■ Problem details:
In the data below, find every line with the string "date" and pull it out.

(Element data from apps and pages)
════════════════════
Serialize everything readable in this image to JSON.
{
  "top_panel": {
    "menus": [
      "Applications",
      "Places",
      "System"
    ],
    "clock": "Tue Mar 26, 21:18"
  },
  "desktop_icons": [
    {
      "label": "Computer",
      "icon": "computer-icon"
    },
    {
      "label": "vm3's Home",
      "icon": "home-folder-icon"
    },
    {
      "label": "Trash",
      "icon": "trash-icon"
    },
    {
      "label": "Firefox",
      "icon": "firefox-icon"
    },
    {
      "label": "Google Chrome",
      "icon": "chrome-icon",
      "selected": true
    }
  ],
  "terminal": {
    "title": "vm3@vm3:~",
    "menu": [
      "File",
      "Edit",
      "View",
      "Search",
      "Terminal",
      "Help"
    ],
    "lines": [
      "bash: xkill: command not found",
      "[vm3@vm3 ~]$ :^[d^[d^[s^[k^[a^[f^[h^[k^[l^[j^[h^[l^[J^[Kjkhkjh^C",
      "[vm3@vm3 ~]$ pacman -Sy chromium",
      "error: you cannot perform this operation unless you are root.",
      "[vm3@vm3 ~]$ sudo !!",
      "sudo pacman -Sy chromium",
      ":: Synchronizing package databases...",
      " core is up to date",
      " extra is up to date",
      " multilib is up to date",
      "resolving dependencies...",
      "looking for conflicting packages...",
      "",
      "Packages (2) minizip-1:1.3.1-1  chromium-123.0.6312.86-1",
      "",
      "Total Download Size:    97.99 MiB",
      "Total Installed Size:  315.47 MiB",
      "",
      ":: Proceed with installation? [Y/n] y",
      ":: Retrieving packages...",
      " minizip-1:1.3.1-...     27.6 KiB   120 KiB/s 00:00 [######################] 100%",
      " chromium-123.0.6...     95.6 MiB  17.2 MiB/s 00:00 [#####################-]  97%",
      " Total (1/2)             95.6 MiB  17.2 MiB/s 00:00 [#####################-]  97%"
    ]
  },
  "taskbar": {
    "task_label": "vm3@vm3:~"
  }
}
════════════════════
■ Result of this exercise:
      " core is up to date",
      " extra is up to date",
      " multilib is up to date",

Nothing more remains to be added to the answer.